Among the entries, which lines carry the string "image"? Copy every one.
====== PROVIDED MATERIAL
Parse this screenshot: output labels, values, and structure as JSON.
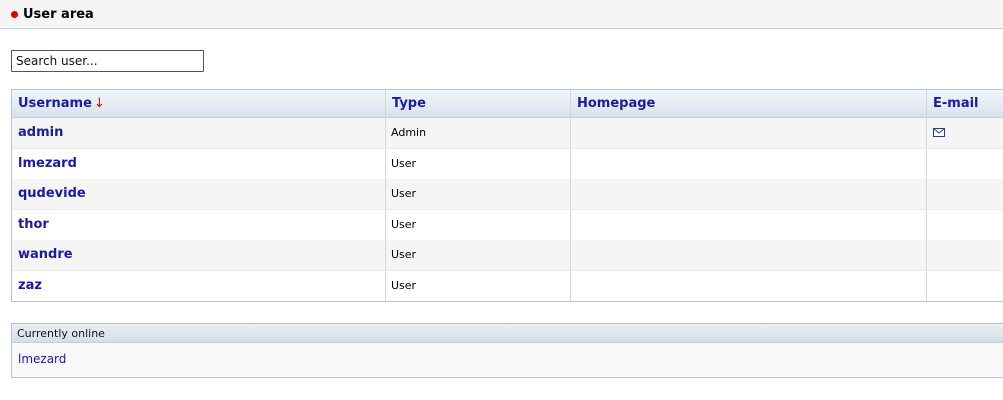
{
  "header": {
    "title": "User area"
  },
  "search": {
    "placeholder": "Search user..."
  },
  "table": {
    "columns": {
      "username": "Username",
      "username_sort_indicator": "↓",
      "type": "Type",
      "homepage": "Homepage",
      "email": "E-mail"
    },
    "rows": [
      {
        "username": "admin",
        "type": "Admin",
        "homepage": "",
        "has_email": true
      },
      {
        "username": "lmezard",
        "type": "User",
        "homepage": "",
        "has_email": false
      },
      {
        "username": "qudevide",
        "type": "User",
        "homepage": "",
        "has_email": false
      },
      {
        "username": "thor",
        "type": "User",
        "homepage": "",
        "has_email": false
      },
      {
        "username": "wandre",
        "type": "User",
        "homepage": "",
        "has_email": false
      },
      {
        "username": "zaz",
        "type": "User",
        "homepage": "",
        "has_email": false
      }
    ]
  },
  "online": {
    "title": "Currently online",
    "users": [
      "lmezard"
    ]
  },
  "colors": {
    "accent_dot": "#e00000",
    "link": "#1a1aa6",
    "header_gradient_end": "#d8e2ec"
  }
}
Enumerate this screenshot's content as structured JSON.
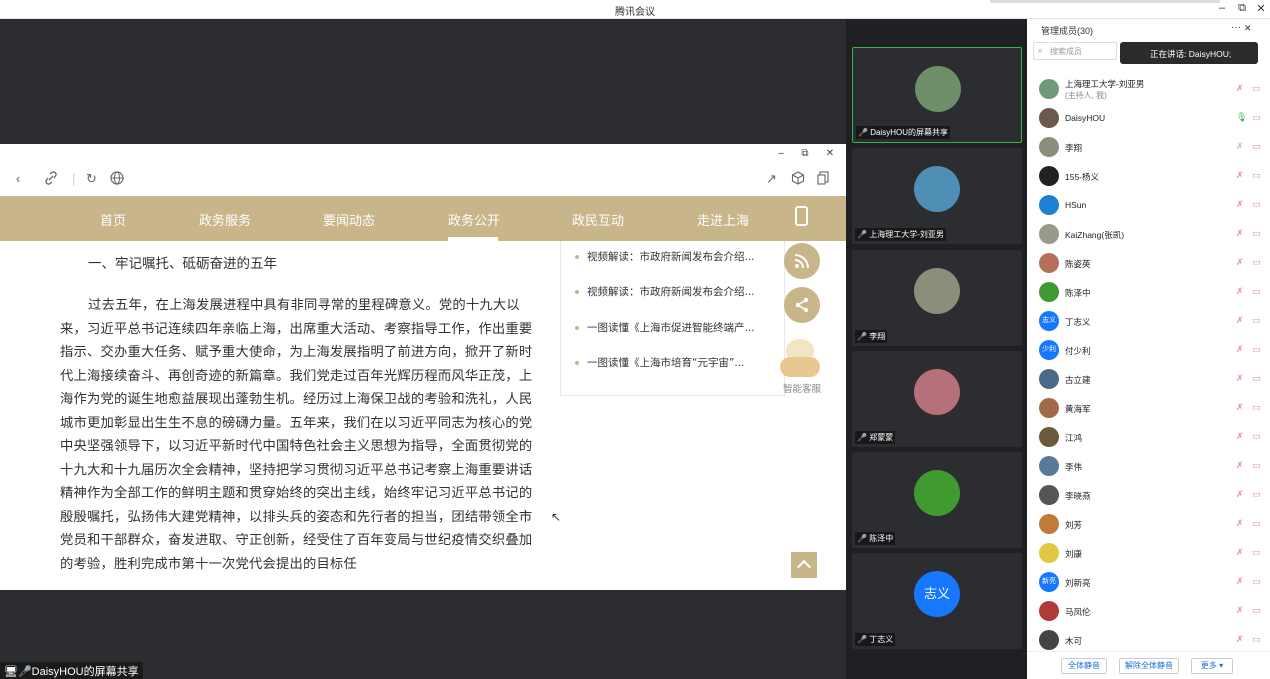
{
  "window": {
    "title": "腾讯会议",
    "min": "–",
    "max": "⧉",
    "close": "✕"
  },
  "browser": {
    "win_min": "–",
    "win_max": "⧉",
    "win_close": "✕",
    "nav": [
      "首页",
      "政务服务",
      "要闻动态",
      "政务公开",
      "政民互动",
      "走进上海"
    ],
    "article_heading": "一、牢记嘱托、砥砺奋进的五年",
    "article_body": "过去五年，在上海发展进程中具有非同寻常的里程碑意义。党的十九大以来，习近平总书记连续四年亲临上海，出席重大活动、考察指导工作，作出重要指示、交办重大任务、赋予重大使命，为上海发展指明了前进方向，掀开了新时代上海接续奋斗、再创奇迹的新篇章。我们党走过百年光辉历程而风华正茂，上海作为党的诞生地愈益展现出蓬勃生机。经历过上海保卫战的考验和洗礼，人民城市更加彰显出生生不息的磅礴力量。五年来，我们在以习近平同志为核心的党中央坚强领导下，以习近平新时代中国特色社会主义思想为指导，全面贯彻党的十九大和十九届历次全会精神，坚持把学习贯彻习近平总书记考察上海重要讲话精神作为全部工作的鲜明主题和贯穿始终的突出主线，始终牢记习近平总书记的殷殷嘱托，弘扬伟大建党精神，以排头兵的姿态和先行者的担当，团结带领全市党员和干部群众，奋发进取、守正创新，经受住了百年变局与世纪疫情交织叠加的考验，胜利完成市第十一次党代会提出的目标任",
    "related": [
      "视频解读：市政府新闻发布会介绍...",
      "视频解读：市政府新闻发布会介绍...",
      "一图读懂《上海市促进智能终端产...",
      "一图读懂《上海市培育“元宇宙”..."
    ],
    "bot_label": "智能客服"
  },
  "share_badge": "DaisyHOU的屏幕共享",
  "video_tiles": [
    {
      "name": "DaisyHOU的屏幕共享",
      "color": "#6f8f6a"
    },
    {
      "name": "上海理工大学-刘亚男",
      "color": "#4f8fb5"
    },
    {
      "name": "李翔",
      "color": "#8a8f7a"
    },
    {
      "name": "郑蒙蒙",
      "color": "#b5707a"
    },
    {
      "name": "陈泽中",
      "color": "#3f9a2f"
    },
    {
      "name": "丁志义",
      "label": "志义",
      "color": "#1677ff"
    }
  ],
  "panel": {
    "title": "管理成员(30)",
    "more": "···",
    "close": "✕",
    "search_placeholder": "搜索成员",
    "speaking": "正在讲话: DaisyHOU;",
    "members": [
      {
        "name": "上海理工大学-刘亚男",
        "sub": "(主持人, 我)",
        "color": "#6f9a7a",
        "mic": "muted"
      },
      {
        "name": "DaisyHOU",
        "color": "#6b5a4a",
        "mic": "on"
      },
      {
        "name": "李翔",
        "color": "#8a8f7a",
        "mic": "grey"
      },
      {
        "name": "155-杨义",
        "color": "#222222",
        "mic": "muted"
      },
      {
        "name": "HSun",
        "color": "#1f7fd0",
        "mic": "muted"
      },
      {
        "name": "KaiZhang(张凯)",
        "color": "#9a9a8a",
        "mic": "muted"
      },
      {
        "name": "陈姿英",
        "color": "#b5705a",
        "mic": "muted"
      },
      {
        "name": "陈泽中",
        "color": "#3f9a2f",
        "mic": "muted"
      },
      {
        "name": "丁志义",
        "label": "志义",
        "color": "#1677ff",
        "mic": "muted"
      },
      {
        "name": "付少利",
        "label": "少利",
        "color": "#1677ff",
        "mic": "muted"
      },
      {
        "name": "古立建",
        "color": "#4a6a8a",
        "mic": "muted"
      },
      {
        "name": "黄海军",
        "color": "#a06a4a",
        "mic": "muted"
      },
      {
        "name": "江鸿",
        "color": "#6a5a3a",
        "mic": "muted"
      },
      {
        "name": "李伟",
        "color": "#5a7a9a",
        "mic": "muted"
      },
      {
        "name": "李晓燕",
        "color": "#555555",
        "mic": "muted"
      },
      {
        "name": "刘芳",
        "color": "#c07a3a",
        "mic": "muted"
      },
      {
        "name": "刘康",
        "color": "#e0c840",
        "mic": "muted"
      },
      {
        "name": "刘新亮",
        "label": "新亮",
        "color": "#1677ff",
        "mic": "muted"
      },
      {
        "name": "马凤伦",
        "color": "#b03a3a",
        "mic": "muted"
      },
      {
        "name": "木可",
        "color": "#444444",
        "mic": "muted"
      }
    ],
    "footer": {
      "mute_all": "全体静音",
      "unmute_all": "解除全体静音",
      "more": "更多 ▾"
    }
  }
}
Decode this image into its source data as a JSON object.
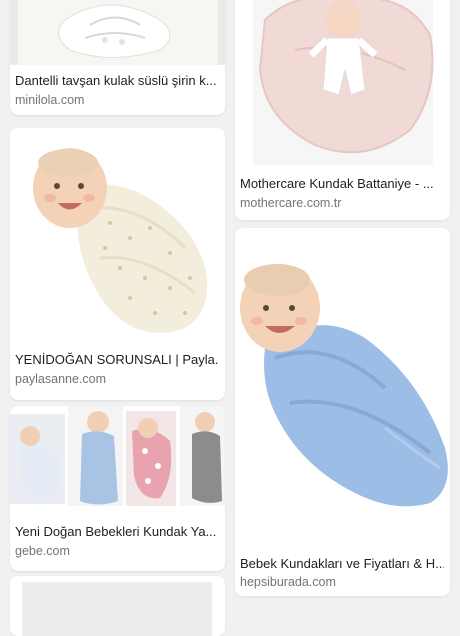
{
  "results": [
    {
      "title": "Dantelli tavşan kulak süslü şirin k...",
      "source": "minilola.com",
      "image_icon": "white-lace-bunny-ear-swaddle-image"
    },
    {
      "title": "Mothercare Kundak Battaniye - ...",
      "source": "mothercare.com.tr",
      "image_icon": "pink-swaddle-blanket-image"
    },
    {
      "title": "YENİDOĞAN SORUNSALI | Payla...",
      "source": "paylasanne.com",
      "image_icon": "cream-star-swaddle-baby-image"
    },
    {
      "title": "Bebek Kundakları ve Fiyatları & H...",
      "source": "hepsiburada.com",
      "image_icon": "blue-swaddle-baby-image"
    },
    {
      "title": "Yeni Doğan Bebekleri Kundak Ya...",
      "source": "gebe.com",
      "image_icon": "swaddle-collage-image"
    }
  ],
  "colors": {
    "background": "#f1f1f1",
    "card": "#ffffff",
    "title_text": "#202124",
    "source_text": "#70757a",
    "blue_swaddle": "#9cbde6",
    "cream_swaddle": "#f3eedb",
    "pink_blanket": "#f1d9d6"
  }
}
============
ANSWER BELOW:
Decode this image into its source data as a JSON object.
      "image_icon": "white-lace-bunny-ear-swaddle-image"
      "image_icon": "pink-swaddle-blanket-image"
      "image_icon": "cream-star-swaddle-baby-image"
      "image_icon": "blue-swaddle-baby-image"
      "image_icon": "swaddle-collage-image"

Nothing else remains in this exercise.